> **Task to carry out**:
Look below for lines that hold the string "currently" and copy each one.
======== Record set
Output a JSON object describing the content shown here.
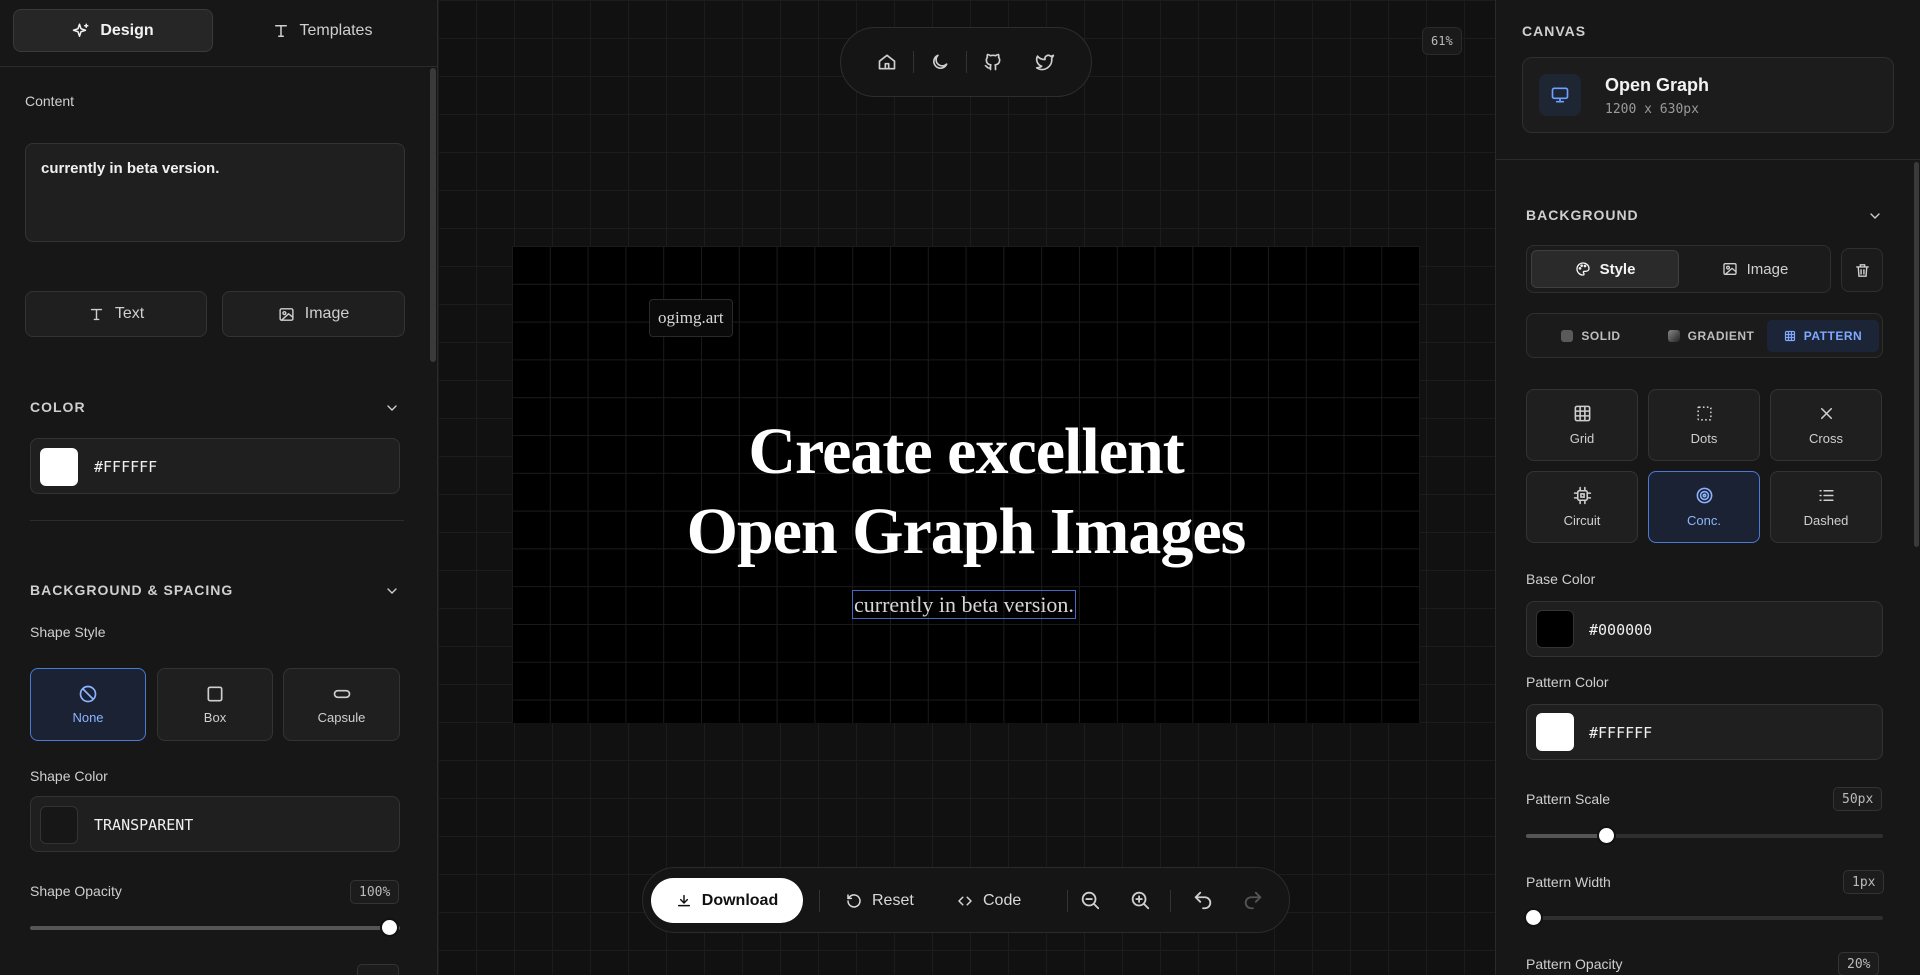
{
  "left": {
    "tabs": [
      {
        "label": "Design",
        "icon": "sparkles-icon",
        "active": true
      },
      {
        "label": "Templates",
        "icon": "text-type-icon",
        "active": false
      }
    ],
    "content_label": "Content",
    "content_value": "currently in beta version.",
    "add_text_label": "Text",
    "add_image_label": "Image",
    "color_heading": "COLOR",
    "color_value": "#FFFFFF",
    "bg_spacing_heading": "BACKGROUND & SPACING",
    "shape_style_label": "Shape Style",
    "shape_options": [
      {
        "label": "None",
        "icon": "ban-icon",
        "active": true
      },
      {
        "label": "Box",
        "icon": "square-icon",
        "active": false
      },
      {
        "label": "Capsule",
        "icon": "capsule-icon",
        "active": false
      }
    ],
    "shape_color_label": "Shape Color",
    "shape_color_value": "TRANSPARENT",
    "shape_opacity_label": "Shape Opacity",
    "shape_opacity_value": "100%",
    "shape_opacity_level": 1.0
  },
  "center": {
    "zoom": "61%",
    "nav_icons": [
      "home-icon",
      "moon-icon",
      "github-icon",
      "twitter-icon"
    ],
    "og": {
      "logo": "ogimg.art",
      "headline_1": "Create excellent",
      "headline_2": "Open Graph Images",
      "tagline": "currently in beta version."
    },
    "toolbar": {
      "download_label": "Download",
      "reset_label": "Reset",
      "code_label": "Code"
    }
  },
  "right": {
    "canvas_heading": "CANVAS",
    "canvas_name": "Open Graph",
    "canvas_size": "1200 x 630px",
    "background_heading": "BACKGROUND",
    "bg_tabs": [
      {
        "label": "Style",
        "active": true
      },
      {
        "label": "Image",
        "active": false
      }
    ],
    "modes": [
      {
        "label": "SOLID",
        "active": false
      },
      {
        "label": "GRADIENT",
        "active": false
      },
      {
        "label": "PATTERN",
        "active": true
      }
    ],
    "patterns": [
      {
        "label": "Grid",
        "icon": "grid-icon",
        "active": false
      },
      {
        "label": "Dots",
        "icon": "dots-icon",
        "active": false
      },
      {
        "label": "Cross",
        "icon": "x-icon",
        "active": false
      },
      {
        "label": "Circuit",
        "icon": "circuit-icon",
        "active": false
      },
      {
        "label": "Conc.",
        "icon": "concentric-icon",
        "active": true
      },
      {
        "label": "Dashed",
        "icon": "dashed-lines-icon",
        "active": false
      }
    ],
    "base_color_label": "Base Color",
    "base_color_value": "#000000",
    "pattern_color_label": "Pattern Color",
    "pattern_color_value": "#FFFFFF",
    "pattern_scale_label": "Pattern Scale",
    "pattern_scale_value": "50px",
    "pattern_width_label": "Pattern Width",
    "pattern_width_value": "1px",
    "pattern_opacity_label": "Pattern Opacity",
    "pattern_opacity_value": "20%"
  },
  "colors": {
    "accent": "#4a7ad6",
    "accent_text": "#8db4ff",
    "panel": "#171717",
    "canvas_bg": "#111112"
  }
}
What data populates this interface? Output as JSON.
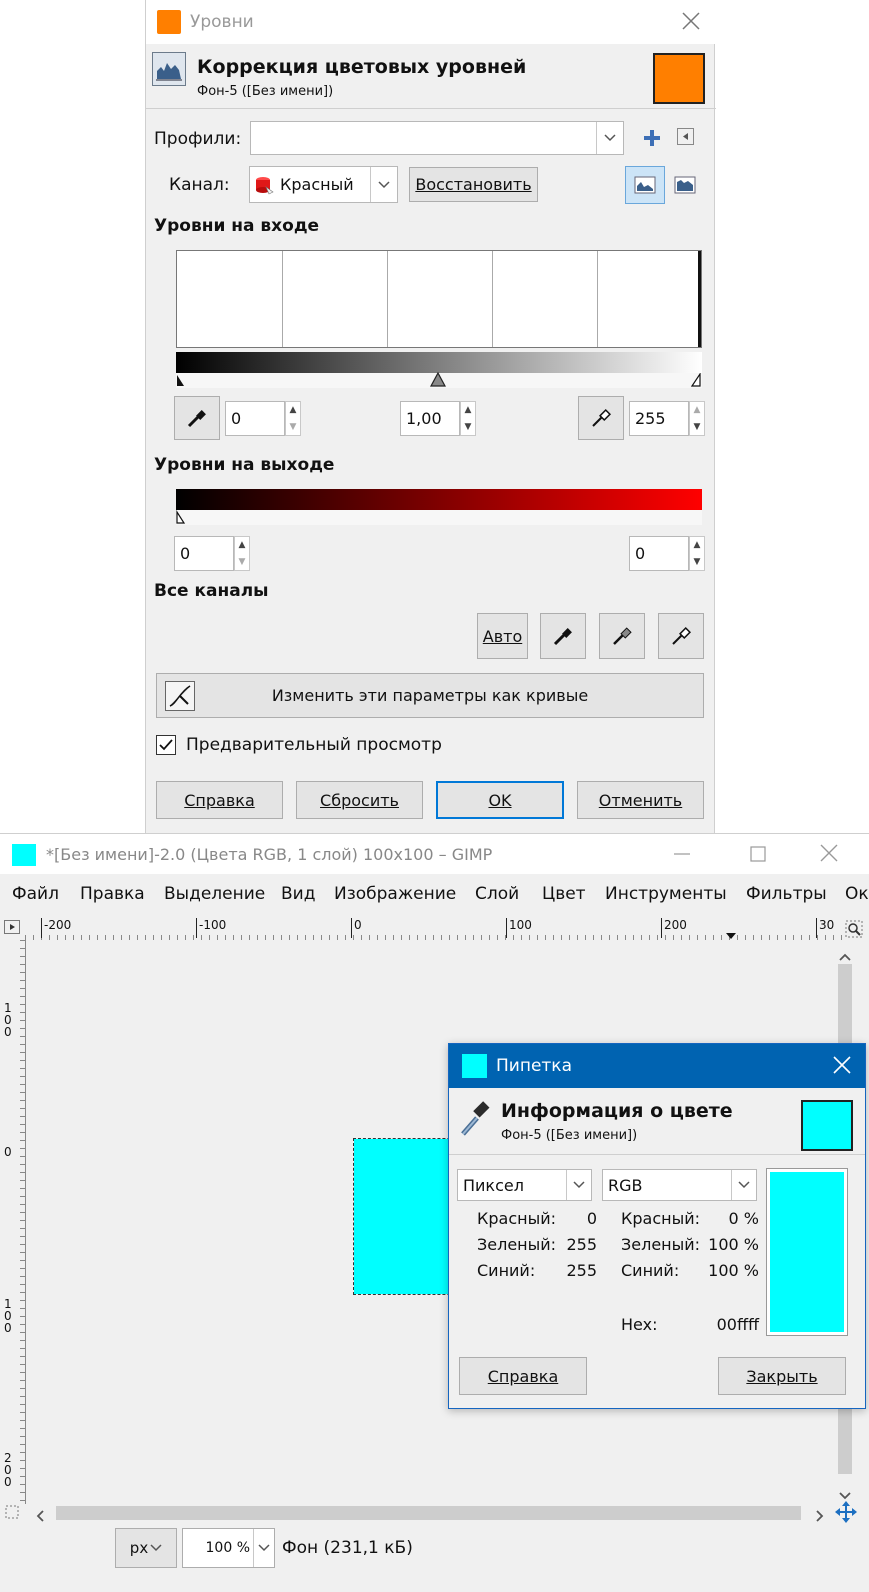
{
  "levels_dialog": {
    "window_title": "Уровни",
    "header_title": "Коррекция цветовых уровней",
    "header_subtitle": "Фон-5 ([Без имени])",
    "accent_color": "#ff7f00",
    "presets_label": "Профили:",
    "presets_value": "",
    "channel_label": "Канал:",
    "channel_value": "Красный",
    "reset_channel_button": "Восстановить",
    "input_levels_title": "Уровни на входе",
    "input_low": "0",
    "input_gamma": "1,00",
    "input_high": "255",
    "output_levels_title": "Уровни на выходе",
    "output_low": "0",
    "output_high": "0",
    "all_channels_title": "Все каналы",
    "auto_button": "Авто",
    "edit_as_curves_button": "Изменить эти параметры как кривые",
    "preview_label": "Предварительный просмотр",
    "preview_checked": true,
    "help_button": "Справка",
    "reset_button": "Сбросить",
    "ok_button": "OK",
    "cancel_button": "Отменить"
  },
  "gimp_window": {
    "title": "*[Без имени]-2.0 (Цвета RGB, 1 слой) 100x100 – GIMP",
    "icon_color": "#00ffff",
    "menu": [
      "Файл",
      "Правка",
      "Выделение",
      "Вид",
      "Изображение",
      "Слой",
      "Цвет",
      "Инструменты",
      "Фильтры",
      "Ок"
    ],
    "ruler_h_labels": [
      "-200",
      "-100",
      "0",
      "100",
      "200",
      "30"
    ],
    "ruler_v_labels": [
      "100",
      "0",
      "100",
      "200"
    ],
    "unit_value": "px",
    "zoom_value": "100 %",
    "status_text": "Фон (231,1 кБ)",
    "canvas_color": "#00ffff"
  },
  "pointer_dialog": {
    "window_title": "Пипетка",
    "header_title": "Информация о цвете",
    "header_subtitle": "Фон-5 ([Без имени])",
    "swatch_color": "#00ffff",
    "mode_left": "Пиксел",
    "mode_right": "RGB",
    "left_values": [
      {
        "label": "Красный:",
        "value": "0"
      },
      {
        "label": "Зеленый:",
        "value": "255"
      },
      {
        "label": "Синий:",
        "value": "255"
      }
    ],
    "right_values": [
      {
        "label": "Красный:",
        "value": "0 %"
      },
      {
        "label": "Зеленый:",
        "value": "100 %"
      },
      {
        "label": "Синий:",
        "value": "100 %"
      }
    ],
    "hex_label": "Hex:",
    "hex_value": "00ffff",
    "help_button": "Справка",
    "close_button": "Закрыть"
  }
}
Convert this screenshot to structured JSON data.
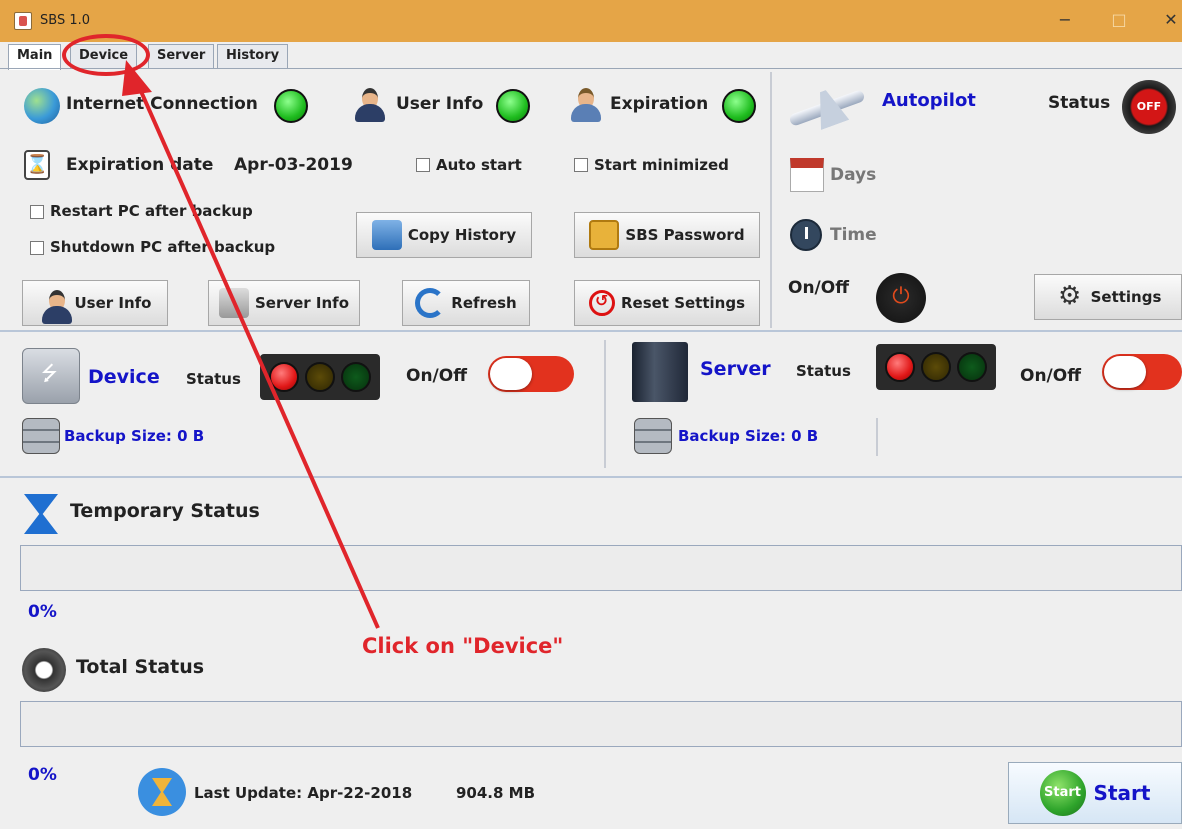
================
> **Answer space**:
    "content_value": "currently in beta version.",
      "tagline": "currently in beta version."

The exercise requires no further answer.